Winter can be a dangerous time for your RV’s plumbing system and holding tanks

For most RVers, there are usually three options during winter for those in the northern states: Winterize your RV and store it for the colder months, travel in it and stay someplace that’s a lot warmer (like Texas, Florida and other southern states), or just suck it up and live in it during freezing temperatures.

Here are some things to consider if you’re in option number three or if temperatures where you are about to plunge for more than just a couple of days.

Disconnect the city or outside water line
Most modern RV’s bays and tanks have heaters in them or. at least, are heated through ductwork. But that fresh water coming in from your RV park can freeze up as it travels from the supply (which is often heated or insulated). If you can, fill your fresh water tank and use water from that. Otherwise, there are some heated potable water hose options available on Amazon.

Insulate plumbing lines
This may be a bit extreme, but there are plenty of examples in various online forums and Facebook owner’s groups talking about how heat to the bays seems to stop working or not be adequate.
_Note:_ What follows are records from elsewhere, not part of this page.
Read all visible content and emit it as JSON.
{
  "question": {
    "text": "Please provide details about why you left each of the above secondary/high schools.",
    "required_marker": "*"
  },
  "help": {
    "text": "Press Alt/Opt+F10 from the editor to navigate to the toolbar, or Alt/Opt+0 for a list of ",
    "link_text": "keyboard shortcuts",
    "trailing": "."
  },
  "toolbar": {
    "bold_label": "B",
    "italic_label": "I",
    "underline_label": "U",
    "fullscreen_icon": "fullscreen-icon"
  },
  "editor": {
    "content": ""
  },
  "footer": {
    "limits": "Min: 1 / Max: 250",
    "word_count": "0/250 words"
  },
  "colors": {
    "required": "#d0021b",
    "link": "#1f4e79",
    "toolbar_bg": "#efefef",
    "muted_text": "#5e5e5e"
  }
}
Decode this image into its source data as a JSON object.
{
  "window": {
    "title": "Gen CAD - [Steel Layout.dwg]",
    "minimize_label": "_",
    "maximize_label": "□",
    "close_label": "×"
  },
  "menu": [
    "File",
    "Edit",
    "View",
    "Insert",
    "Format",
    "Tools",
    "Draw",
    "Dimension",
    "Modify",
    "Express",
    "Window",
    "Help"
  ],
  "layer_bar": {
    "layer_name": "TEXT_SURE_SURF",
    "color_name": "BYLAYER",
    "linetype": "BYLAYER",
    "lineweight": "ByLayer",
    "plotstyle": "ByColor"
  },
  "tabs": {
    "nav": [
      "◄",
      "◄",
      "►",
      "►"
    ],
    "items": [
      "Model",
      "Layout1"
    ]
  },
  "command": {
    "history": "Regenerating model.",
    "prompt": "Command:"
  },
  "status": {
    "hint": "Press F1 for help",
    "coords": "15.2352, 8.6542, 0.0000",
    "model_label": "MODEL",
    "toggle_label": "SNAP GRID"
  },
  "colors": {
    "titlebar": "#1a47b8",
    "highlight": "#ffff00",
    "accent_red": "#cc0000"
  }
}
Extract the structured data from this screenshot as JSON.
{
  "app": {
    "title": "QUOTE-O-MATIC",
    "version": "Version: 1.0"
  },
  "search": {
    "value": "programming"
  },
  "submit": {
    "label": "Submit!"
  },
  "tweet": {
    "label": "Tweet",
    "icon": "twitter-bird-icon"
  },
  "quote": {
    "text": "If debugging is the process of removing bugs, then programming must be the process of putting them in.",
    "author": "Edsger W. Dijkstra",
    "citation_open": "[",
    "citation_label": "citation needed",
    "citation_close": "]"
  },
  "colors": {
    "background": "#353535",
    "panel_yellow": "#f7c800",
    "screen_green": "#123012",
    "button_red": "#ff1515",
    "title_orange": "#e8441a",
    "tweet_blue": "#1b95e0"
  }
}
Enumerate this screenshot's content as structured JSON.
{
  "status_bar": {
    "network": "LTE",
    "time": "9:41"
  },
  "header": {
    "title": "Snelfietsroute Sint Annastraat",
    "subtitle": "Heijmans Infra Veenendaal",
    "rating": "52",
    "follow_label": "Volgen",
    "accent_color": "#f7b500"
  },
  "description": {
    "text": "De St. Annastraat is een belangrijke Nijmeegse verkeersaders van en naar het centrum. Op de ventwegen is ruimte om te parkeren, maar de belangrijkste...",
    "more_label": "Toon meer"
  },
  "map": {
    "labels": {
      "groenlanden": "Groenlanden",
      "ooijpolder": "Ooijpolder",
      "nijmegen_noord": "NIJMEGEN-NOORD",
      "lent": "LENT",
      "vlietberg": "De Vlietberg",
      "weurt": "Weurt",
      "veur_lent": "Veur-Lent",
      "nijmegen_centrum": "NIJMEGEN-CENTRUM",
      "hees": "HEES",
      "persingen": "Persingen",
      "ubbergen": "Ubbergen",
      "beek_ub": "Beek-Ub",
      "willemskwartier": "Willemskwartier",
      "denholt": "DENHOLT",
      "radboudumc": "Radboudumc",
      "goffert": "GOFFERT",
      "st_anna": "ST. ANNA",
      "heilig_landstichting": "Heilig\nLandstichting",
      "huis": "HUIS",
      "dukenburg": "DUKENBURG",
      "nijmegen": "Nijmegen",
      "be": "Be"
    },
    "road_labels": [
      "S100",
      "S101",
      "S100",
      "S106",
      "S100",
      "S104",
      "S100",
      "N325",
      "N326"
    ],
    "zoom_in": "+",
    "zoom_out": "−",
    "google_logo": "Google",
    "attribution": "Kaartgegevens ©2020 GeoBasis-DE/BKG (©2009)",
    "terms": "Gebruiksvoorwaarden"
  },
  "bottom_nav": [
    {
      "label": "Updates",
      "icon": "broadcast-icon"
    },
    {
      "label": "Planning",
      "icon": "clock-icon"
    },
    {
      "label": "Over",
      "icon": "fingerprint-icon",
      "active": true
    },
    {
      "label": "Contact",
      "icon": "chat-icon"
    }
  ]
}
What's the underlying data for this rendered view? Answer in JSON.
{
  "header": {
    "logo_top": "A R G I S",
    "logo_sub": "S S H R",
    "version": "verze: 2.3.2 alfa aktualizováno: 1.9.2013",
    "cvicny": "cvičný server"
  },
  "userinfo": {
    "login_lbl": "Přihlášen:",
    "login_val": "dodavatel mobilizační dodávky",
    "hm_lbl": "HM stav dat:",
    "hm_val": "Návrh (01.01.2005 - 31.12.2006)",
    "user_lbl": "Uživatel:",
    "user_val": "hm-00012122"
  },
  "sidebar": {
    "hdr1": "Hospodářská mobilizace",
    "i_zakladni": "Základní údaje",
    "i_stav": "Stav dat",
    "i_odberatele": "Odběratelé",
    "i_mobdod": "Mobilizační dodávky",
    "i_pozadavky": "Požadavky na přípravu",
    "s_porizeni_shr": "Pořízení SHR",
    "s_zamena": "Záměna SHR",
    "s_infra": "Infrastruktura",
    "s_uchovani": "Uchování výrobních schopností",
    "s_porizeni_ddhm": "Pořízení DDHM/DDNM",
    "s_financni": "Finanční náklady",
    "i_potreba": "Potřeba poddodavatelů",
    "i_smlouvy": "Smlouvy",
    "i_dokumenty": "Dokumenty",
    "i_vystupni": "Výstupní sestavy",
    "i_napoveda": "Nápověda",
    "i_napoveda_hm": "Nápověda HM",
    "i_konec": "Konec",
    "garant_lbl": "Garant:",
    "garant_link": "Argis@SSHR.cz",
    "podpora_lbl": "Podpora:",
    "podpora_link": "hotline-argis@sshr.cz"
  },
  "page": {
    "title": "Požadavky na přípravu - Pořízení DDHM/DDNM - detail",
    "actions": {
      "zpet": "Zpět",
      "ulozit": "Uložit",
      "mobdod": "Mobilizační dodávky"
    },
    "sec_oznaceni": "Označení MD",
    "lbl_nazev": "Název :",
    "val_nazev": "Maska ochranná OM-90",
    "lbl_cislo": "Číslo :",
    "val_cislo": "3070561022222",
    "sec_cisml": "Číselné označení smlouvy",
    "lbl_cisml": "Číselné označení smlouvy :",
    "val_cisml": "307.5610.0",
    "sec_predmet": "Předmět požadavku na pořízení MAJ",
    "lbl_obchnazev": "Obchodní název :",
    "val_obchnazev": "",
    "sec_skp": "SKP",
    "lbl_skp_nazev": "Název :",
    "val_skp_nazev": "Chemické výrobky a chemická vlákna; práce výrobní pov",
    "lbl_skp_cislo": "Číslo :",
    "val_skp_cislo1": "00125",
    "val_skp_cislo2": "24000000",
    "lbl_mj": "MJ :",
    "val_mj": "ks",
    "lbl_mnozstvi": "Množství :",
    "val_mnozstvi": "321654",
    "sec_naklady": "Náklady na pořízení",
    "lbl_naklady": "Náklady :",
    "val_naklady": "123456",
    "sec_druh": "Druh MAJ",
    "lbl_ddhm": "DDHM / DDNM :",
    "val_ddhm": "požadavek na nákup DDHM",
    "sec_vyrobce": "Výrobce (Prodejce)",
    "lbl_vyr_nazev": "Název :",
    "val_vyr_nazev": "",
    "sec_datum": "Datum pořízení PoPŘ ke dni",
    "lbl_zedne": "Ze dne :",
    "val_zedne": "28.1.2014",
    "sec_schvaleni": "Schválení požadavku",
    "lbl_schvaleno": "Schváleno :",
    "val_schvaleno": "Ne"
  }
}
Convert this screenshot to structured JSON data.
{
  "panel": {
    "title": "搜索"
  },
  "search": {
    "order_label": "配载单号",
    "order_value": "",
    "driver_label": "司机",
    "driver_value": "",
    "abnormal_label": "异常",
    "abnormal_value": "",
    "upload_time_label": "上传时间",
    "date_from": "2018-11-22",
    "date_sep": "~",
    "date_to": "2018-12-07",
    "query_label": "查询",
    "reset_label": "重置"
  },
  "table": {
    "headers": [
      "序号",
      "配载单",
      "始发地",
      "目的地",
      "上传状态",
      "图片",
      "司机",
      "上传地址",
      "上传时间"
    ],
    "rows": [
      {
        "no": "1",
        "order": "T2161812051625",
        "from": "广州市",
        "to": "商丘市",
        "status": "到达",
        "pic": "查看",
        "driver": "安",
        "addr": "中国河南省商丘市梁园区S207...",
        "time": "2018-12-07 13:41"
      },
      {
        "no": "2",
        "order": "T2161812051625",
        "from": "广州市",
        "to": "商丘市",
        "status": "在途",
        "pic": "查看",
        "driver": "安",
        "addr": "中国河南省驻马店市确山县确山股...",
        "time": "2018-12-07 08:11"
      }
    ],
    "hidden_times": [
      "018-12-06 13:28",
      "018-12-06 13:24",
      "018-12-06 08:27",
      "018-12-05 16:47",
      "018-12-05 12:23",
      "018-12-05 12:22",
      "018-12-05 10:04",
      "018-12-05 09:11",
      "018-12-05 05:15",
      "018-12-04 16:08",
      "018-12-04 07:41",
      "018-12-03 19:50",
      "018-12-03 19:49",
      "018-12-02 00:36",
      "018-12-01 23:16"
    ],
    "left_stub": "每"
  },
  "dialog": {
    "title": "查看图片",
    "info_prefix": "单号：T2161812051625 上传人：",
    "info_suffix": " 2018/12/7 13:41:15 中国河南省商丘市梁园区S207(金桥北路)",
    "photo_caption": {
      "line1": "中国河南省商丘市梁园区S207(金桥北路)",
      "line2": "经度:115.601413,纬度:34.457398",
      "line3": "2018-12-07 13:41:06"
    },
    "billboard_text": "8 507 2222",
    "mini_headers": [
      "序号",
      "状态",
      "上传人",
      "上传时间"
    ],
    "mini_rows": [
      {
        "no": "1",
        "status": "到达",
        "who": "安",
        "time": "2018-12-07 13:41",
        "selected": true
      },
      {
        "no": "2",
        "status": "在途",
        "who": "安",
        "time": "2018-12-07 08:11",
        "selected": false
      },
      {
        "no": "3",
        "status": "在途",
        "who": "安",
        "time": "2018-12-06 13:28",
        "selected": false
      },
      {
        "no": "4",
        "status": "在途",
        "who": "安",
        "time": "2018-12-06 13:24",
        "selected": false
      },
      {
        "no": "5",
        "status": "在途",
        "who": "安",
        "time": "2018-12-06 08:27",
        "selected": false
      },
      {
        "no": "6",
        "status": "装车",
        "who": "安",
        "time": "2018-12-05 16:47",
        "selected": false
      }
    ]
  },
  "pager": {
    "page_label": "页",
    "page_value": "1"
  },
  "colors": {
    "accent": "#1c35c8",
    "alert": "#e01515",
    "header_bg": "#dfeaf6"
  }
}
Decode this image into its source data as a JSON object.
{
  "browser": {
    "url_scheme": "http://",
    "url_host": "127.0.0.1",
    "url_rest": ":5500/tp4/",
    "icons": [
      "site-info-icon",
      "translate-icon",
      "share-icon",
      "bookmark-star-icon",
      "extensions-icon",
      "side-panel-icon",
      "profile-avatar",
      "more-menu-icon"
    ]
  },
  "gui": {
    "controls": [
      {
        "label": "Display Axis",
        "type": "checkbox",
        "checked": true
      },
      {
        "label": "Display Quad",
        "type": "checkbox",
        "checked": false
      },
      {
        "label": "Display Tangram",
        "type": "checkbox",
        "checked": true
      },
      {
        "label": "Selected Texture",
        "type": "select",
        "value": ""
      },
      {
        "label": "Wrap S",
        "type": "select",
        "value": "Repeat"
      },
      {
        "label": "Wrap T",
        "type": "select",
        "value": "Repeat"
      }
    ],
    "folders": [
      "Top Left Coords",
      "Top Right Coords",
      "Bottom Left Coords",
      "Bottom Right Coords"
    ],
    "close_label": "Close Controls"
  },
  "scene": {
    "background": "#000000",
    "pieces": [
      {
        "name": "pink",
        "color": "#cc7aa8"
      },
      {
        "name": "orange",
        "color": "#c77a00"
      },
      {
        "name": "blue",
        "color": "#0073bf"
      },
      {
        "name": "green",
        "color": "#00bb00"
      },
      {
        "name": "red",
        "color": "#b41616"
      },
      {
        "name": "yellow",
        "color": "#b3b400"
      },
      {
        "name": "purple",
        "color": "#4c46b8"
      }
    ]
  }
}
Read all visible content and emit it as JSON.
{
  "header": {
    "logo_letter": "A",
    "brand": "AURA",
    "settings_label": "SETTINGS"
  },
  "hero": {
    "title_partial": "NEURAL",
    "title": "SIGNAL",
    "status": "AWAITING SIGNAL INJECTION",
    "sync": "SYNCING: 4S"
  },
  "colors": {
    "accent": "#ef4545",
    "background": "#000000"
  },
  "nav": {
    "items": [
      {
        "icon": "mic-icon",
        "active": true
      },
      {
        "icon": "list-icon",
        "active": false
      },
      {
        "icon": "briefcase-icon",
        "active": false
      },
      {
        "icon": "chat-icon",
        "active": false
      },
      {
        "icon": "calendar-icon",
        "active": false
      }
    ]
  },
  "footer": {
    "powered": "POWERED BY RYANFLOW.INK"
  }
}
Adding foam pipe insulation to exposed pipes in your bay may seem a bit extreme, but it’s easy to add (and remove), and could provide a good, cheap insurance policy in extremely cold weather. After all, it’s better to be safe than sorry, right? has the foam insulation for 3″ pipes and 1-1/2″ pipes.

Portable space heaters
There’s plenty of discussion and resources online as to the best, favorite, etc. space heaters. Obviously, safety is a prime concern here, so features like a tip-over turn-off, automated thermostats, exhaust venting, hot or unsafely exposed heating elements, etc.

Some RVers have put small portable heaters in their plumbing bays. This isn’t really an optimum solution as they aren’t constantly monitored and dangerous conditions and problems could arise.

Skirting your RV
This is an important cold-weather strategy for winter RVers. There are “professional” or commercial insulating/skirting kits available on or you can use sheets of rigid foam insulation, held together and sealed at the seam with insulation tape. Some RVers also add bails of hay around the base of their RV (outside of the foam insulation sheets) for added protection.

With just a little forethought, you can head off freezing problems when living in your RV during cold, winter months.